Written in 2001, Neil LaBute’s The Shape of Things is the product of a time when debates about the artistic value of unmade beds were still splayed across the covers of tabloid papers; when Sensation was still sensational. Today it has lost some of its profundity, but sparky performances and snappy direction ensure this revival has enough buoyancy and humour to float.
After a meet cute in an art gallery, Adam, effectively a non-Jewish Woody Allen who quotes Oscar Wilde and is clad in a corduroy jacket and square glasses, embarks on a relationship with the mysterious Evelyn, a beguiling art student clad in Y2K chic. He sheds his nebbish persona and metamorphosises into an all-American jock. With his newfound swagger he cheats on Evelyn with Jenny who is dating Adam’s old roommate Philip, another hypermasculine jock who wears sunglasses on his head as if he were an extra in Top Gun.
Uneven writing causes problems throughout. It is difficult to gauge whether this is a parody of Disney Channel teen dramas or another addition to the genre. Some moments proudly lavish in a tongue in cheek shabbiness, Philip is consistently written and played as a plastic airhead for laughs. Fine. But other moments want to be a serious meditation on the nature of art and love. There is no room for both somewhat immiscible tones and the production suffers as a result.

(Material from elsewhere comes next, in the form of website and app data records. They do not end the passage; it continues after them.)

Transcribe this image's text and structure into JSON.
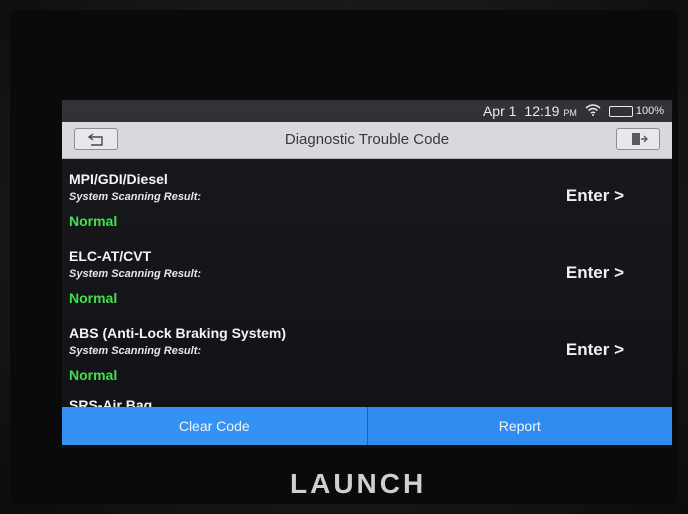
{
  "status_bar": {
    "date": "Apr 1",
    "time": "12:19",
    "meridiem": "PM",
    "wifi_icon": "wifi-icon",
    "battery_icon": "battery-icon",
    "battery_percent": "100%",
    "battery_level": 1.0
  },
  "header": {
    "title": "Diagnostic Trouble Code",
    "back_icon": "back-icon",
    "exit_icon": "exit-icon"
  },
  "systems": [
    {
      "name": "MPI/GDI/Diesel",
      "subtitle": "System Scanning Result:",
      "status": "Normal",
      "action": "Enter >"
    },
    {
      "name": "ELC-AT/CVT",
      "subtitle": "System Scanning Result:",
      "status": "Normal",
      "action": "Enter >"
    },
    {
      "name": "ABS (Anti-Lock Braking System)",
      "subtitle": "System Scanning Result:",
      "status": "Normal",
      "action": "Enter >"
    },
    {
      "name": "SRS-Air Bag",
      "subtitle": "",
      "status": "",
      "action": ""
    }
  ],
  "footer": {
    "clear_code_label": "Clear Code",
    "report_label": "Report"
  },
  "device": {
    "brand": "LAUNCH"
  },
  "colors": {
    "accent_blue": "#2f8df2",
    "status_green": "#3ee04a",
    "battery_green": "#37d33a"
  }
}
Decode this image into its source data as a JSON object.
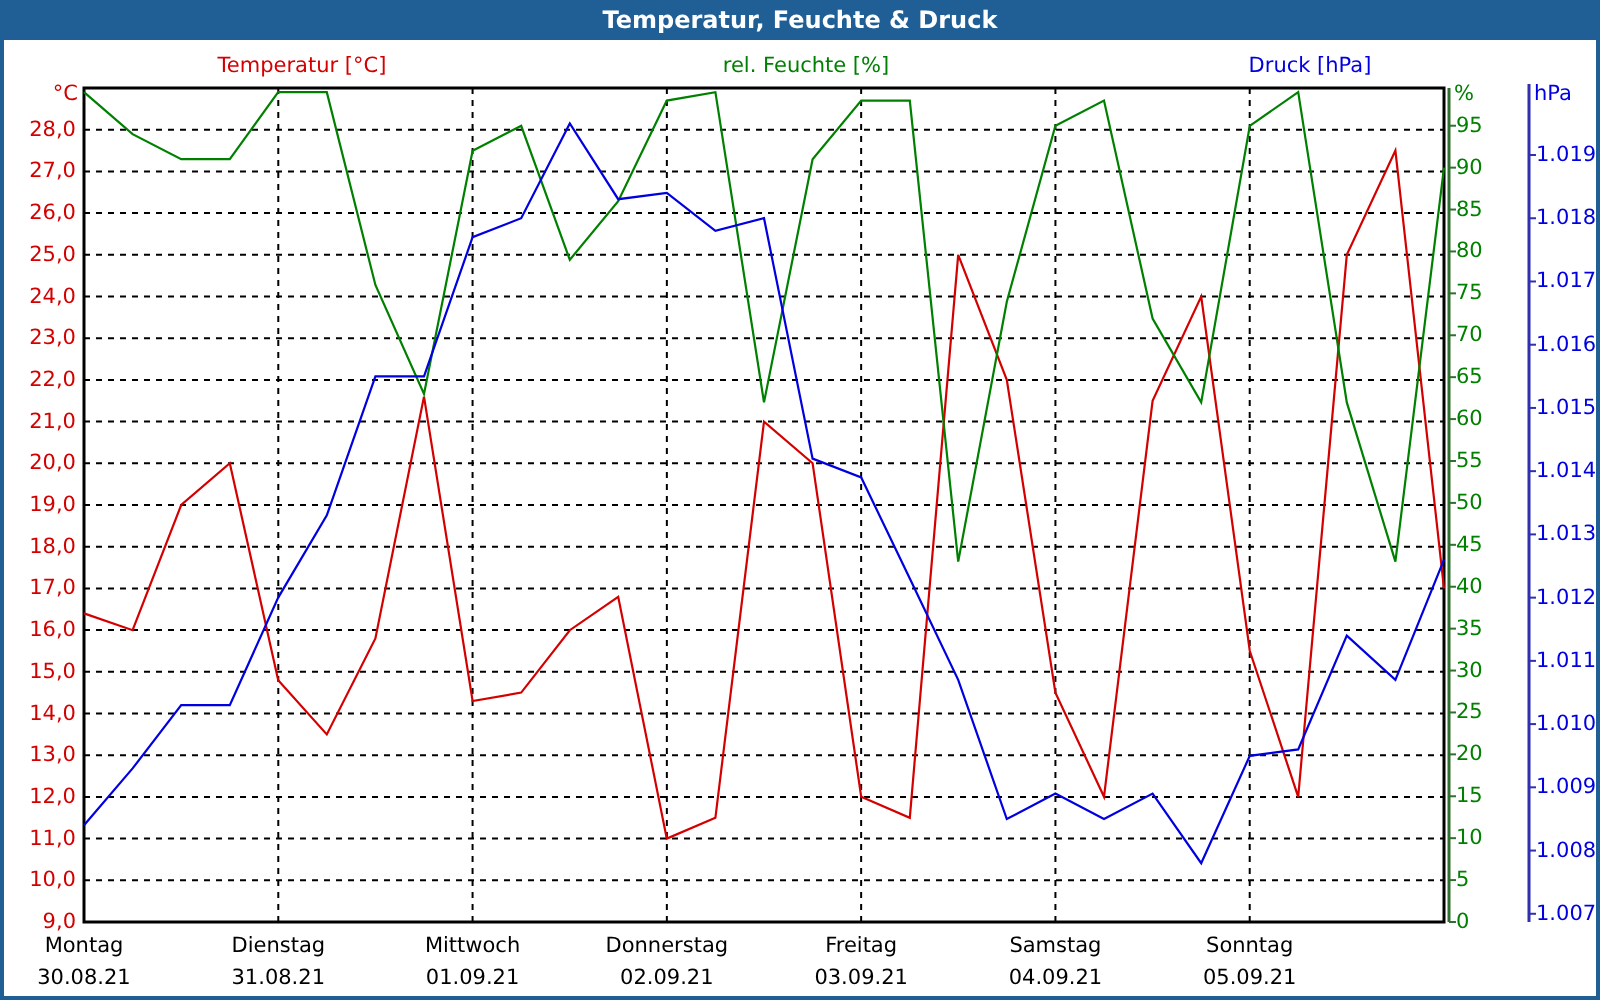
{
  "window": {
    "title": "Temperatur, Feuchte & Druck"
  },
  "chart": {
    "chart_data": {
      "type": "line",
      "grid": true,
      "ylabel": "°C",
      "y2label": "%",
      "y3label": "hPa",
      "categories": [
        "Montag",
        null,
        null,
        null,
        "Dienstag",
        null,
        null,
        null,
        "Mittwoch",
        null,
        null,
        null,
        "Donnerstag",
        null,
        null,
        null,
        "Freitag",
        null,
        null,
        null,
        "Samstag",
        null,
        null,
        null,
        "Sonntag",
        null,
        null,
        null,
        null
      ],
      "ylim": [
        9,
        29
      ],
      "yticks": [
        {
          "value": 28,
          "label": "28,0"
        },
        {
          "value": 27,
          "label": "27,0"
        },
        {
          "value": 26,
          "label": "26,0"
        },
        {
          "value": 25,
          "label": "25,0"
        },
        {
          "value": 24,
          "label": "24,0"
        },
        {
          "value": 23,
          "label": "23,0"
        },
        {
          "value": 22,
          "label": "22,0"
        },
        {
          "value": 21,
          "label": "21,0"
        },
        {
          "value": 20,
          "label": "20,0"
        },
        {
          "value": 19,
          "label": "19,0"
        },
        {
          "value": 18,
          "label": "18,0"
        },
        {
          "value": 17,
          "label": "17,0"
        },
        {
          "value": 16,
          "label": "16,0"
        },
        {
          "value": 15,
          "label": "15,0"
        },
        {
          "value": 14,
          "label": "14,0"
        },
        {
          "value": 13,
          "label": "13,0"
        },
        {
          "value": 12,
          "label": "12,0"
        },
        {
          "value": 11,
          "label": "11,0"
        },
        {
          "value": 10,
          "label": "10,0"
        },
        {
          "value": 9,
          "label": "9,0"
        }
      ],
      "y2lim": [
        0,
        99.5
      ],
      "y2ticks": [
        95,
        90,
        85,
        80,
        75,
        70,
        65,
        60,
        55,
        50,
        45,
        40,
        35,
        30,
        25,
        20,
        15,
        10,
        5,
        0
      ],
      "y3lim": [
        1006.87,
        1020.06
      ],
      "y3ticks": [
        {
          "value": 1019,
          "label": "1.019"
        },
        {
          "value": 1018,
          "label": "1.018"
        },
        {
          "value": 1017,
          "label": "1.017"
        },
        {
          "value": 1016,
          "label": "1.016"
        },
        {
          "value": 1015,
          "label": "1.015"
        },
        {
          "value": 1014,
          "label": "1.014"
        },
        {
          "value": 1013,
          "label": "1.013"
        },
        {
          "value": 1012,
          "label": "1.012"
        },
        {
          "value": 1011,
          "label": "1.011"
        },
        {
          "value": 1010,
          "label": "1.010"
        },
        {
          "value": 1009,
          "label": "1.009"
        },
        {
          "value": 1008,
          "label": "1.008"
        },
        {
          "value": 1007,
          "label": "1.007"
        }
      ],
      "series": [
        {
          "name": "Temperatur [°C]",
          "color": "#d40000",
          "values": [
            16.4,
            16.0,
            19.0,
            20.0,
            14.8,
            13.5,
            15.8,
            21.6,
            14.3,
            14.5,
            16.0,
            16.8,
            11.0,
            11.5,
            21.0,
            20.0,
            12.0,
            11.5,
            25.0,
            22.0,
            14.5,
            12.0,
            21.5,
            24.0,
            15.5,
            12.0,
            25.0,
            27.5,
            17.0
          ]
        },
        {
          "name": "rel. Feuchte [%]",
          "color": "#008000",
          "axis": "y2",
          "values": [
            99,
            94,
            91,
            91,
            99,
            99,
            76,
            63,
            92,
            95,
            79,
            86,
            98,
            99,
            62,
            91,
            98,
            98,
            43,
            74,
            95,
            98,
            72,
            62,
            95,
            99,
            62,
            43,
            90
          ]
        },
        {
          "name": "Druck [hPa]",
          "color": "#0000e0",
          "axis": "y3",
          "values": [
            1008.4,
            1009.3,
            1010.3,
            1010.3,
            1012.0,
            1013.3,
            1015.5,
            1015.5,
            1017.7,
            1018.0,
            1019.5,
            1018.3,
            1018.4,
            1017.8,
            1018.0,
            1014.2,
            1013.9,
            1012.3,
            1010.7,
            1008.5,
            1008.9,
            1008.5,
            1008.9,
            1007.8,
            1009.5,
            1009.6,
            1011.4,
            1010.7,
            1012.6
          ]
        }
      ]
    },
    "x_dates": [
      "30.08.21",
      "31.08.21",
      "01.09.21",
      "02.09.21",
      "03.09.21",
      "04.09.21",
      "05.09.21"
    ]
  }
}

The final reveal feels particularly jarring. It is obviously intended as a 21st century take on Pygmalion, but it’s gender dynamics, desperate to subvert and goad, feel flat.
One suspects it would have been punchier when the play premiered in 2001. Society has thankfully evolved beyond simple taxonomies of nerds and jocks. Masculinity and patriarchal power dynamics are far more heterogeneous to the extent that drawing the divide between people who read books and people who play sports feels too naively crude to garner any nuanced conclusions.
Thankfully a strong cast, including Bridgerton’s Luke Newton and Peaky Blinders’ Amber Anderson jazz up the more naval gazing moments and push the play in the direction of campy fun. The ensemble garner warm chemistry and give life to some of LaBute’s more unintentionally cringey lines of dialogue: after being confronted by his infidelity Adam cravenly says he couldn’t help himself. Evelyn’s cold manipulative response, delivered deadpan and without a morsel of irony: “that’s what Hitler would have said.”
The cast are aided by director Nicky Allpress who keeps the pace electric. Scenes are speedily intercut, linked with MTV style music to bring the teenage hormones up to boiling point. It results in a curious interplay: here is a solid production of a questionable play.
The Shape of Things runs at The Park Theatre until 1st July